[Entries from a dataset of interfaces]
━━━━━━━━━━━━━━━━━━━━
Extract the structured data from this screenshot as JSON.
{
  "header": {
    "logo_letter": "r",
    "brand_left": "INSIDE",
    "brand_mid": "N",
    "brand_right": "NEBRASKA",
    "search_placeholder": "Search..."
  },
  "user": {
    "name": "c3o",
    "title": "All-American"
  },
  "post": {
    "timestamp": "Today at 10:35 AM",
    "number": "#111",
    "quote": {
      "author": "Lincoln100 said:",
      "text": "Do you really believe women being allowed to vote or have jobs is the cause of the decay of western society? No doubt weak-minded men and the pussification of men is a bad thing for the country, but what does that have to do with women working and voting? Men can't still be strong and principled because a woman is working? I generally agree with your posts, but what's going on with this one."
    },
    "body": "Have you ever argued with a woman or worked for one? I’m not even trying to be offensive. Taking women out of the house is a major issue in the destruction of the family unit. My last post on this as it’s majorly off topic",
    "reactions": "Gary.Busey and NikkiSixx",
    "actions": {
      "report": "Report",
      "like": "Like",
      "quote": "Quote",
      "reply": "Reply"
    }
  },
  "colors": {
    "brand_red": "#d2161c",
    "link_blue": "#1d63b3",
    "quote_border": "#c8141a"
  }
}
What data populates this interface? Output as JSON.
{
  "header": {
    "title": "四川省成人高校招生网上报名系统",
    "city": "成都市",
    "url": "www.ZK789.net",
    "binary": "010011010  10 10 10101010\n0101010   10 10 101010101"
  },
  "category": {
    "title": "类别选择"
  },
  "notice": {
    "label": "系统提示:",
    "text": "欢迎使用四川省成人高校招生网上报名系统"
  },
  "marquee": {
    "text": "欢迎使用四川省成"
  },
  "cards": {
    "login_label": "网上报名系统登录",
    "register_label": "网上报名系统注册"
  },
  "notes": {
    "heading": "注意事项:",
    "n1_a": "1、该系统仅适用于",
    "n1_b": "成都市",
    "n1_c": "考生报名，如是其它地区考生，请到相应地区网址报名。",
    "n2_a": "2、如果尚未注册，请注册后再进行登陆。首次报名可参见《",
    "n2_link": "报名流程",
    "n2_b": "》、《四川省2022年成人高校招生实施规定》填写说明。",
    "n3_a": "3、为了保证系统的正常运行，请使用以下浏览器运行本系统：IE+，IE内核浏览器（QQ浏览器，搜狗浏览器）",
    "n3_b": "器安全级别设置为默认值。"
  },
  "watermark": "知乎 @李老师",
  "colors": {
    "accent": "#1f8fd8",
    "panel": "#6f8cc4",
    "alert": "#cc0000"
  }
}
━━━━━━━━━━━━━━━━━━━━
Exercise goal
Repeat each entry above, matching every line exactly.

Written solution
Extract the structured data from this screenshot as JSON.
{
  "header": {
    "logo_letter": "r",
    "brand_left": "INSIDE",
    "brand_mid": "N",
    "brand_right": "NEBRASKA",
    "search_placeholder": "Search..."
  },
  "user": {
    "name": "c3o",
    "title": "All-American"
  },
  "post": {
    "timestamp": "Today at 10:35 AM",
    "number": "#111",
    "quote": {
      "author": "Lincoln100 said:",
      "text": "Do you really believe women being allowed to vote or have jobs is the cause of the decay of western society? No doubt weak-minded men and the pussification of men is a bad thing for the country, but what does that have to do with women working and voting? Men can't still be strong and principled because a woman is working? I generally agree with your posts, but what's going on with this one."
    },
    "body": "Have you ever argued with a woman or worked for one? I’m not even trying to be offensive. Taking women out of the house is a major issue in the destruction of the family unit. My last post on this as it’s majorly off topic",
    "reactions": "Gary.Busey and NikkiSixx",
    "actions": {
      "report": "Report",
      "like": "Like",
      "quote": "Quote",
      "reply": "Reply"
    }
  },
  "colors": {
    "brand_red": "#d2161c",
    "link_blue": "#1d63b3",
    "quote_border": "#c8141a"
  }
}
What data populates this interface? Output as JSON.
{
  "header": {
    "title": "四川省成人高校招生网上报名系统",
    "city": "成都市",
    "url": "www.ZK789.net",
    "binary": "010011010  10 10 10101010\n0101010   10 10 101010101"
  },
  "category": {
    "title": "类别选择"
  },
  "notice": {
    "label": "系统提示:",
    "text": "欢迎使用四川省成人高校招生网上报名系统"
  },
  "marquee": {
    "text": "欢迎使用四川省成"
  },
  "cards": {
    "login_label": "网上报名系统登录",
    "register_label": "网上报名系统注册"
  },
  "notes": {
    "heading": "注意事项:",
    "n1_a": "1、该系统仅适用于",
    "n1_b": "成都市",
    "n1_c": "考生报名，如是其它地区考生，请到相应地区网址报名。",
    "n2_a": "2、如果尚未注册，请注册后再进行登陆。首次报名可参见《",
    "n2_link": "报名流程",
    "n2_b": "》、《四川省2022年成人高校招生实施规定》填写说明。",
    "n3_a": "3、为了保证系统的正常运行，请使用以下浏览器运行本系统：IE+，IE内核浏览器（QQ浏览器，搜狗浏览器）",
    "n3_b": "器安全级别设置为默认值。"
  },
  "watermark": "知乎 @李老师",
  "colors": {
    "accent": "#1f8fd8",
    "panel": "#6f8cc4",
    "alert": "#cc0000"
  }
}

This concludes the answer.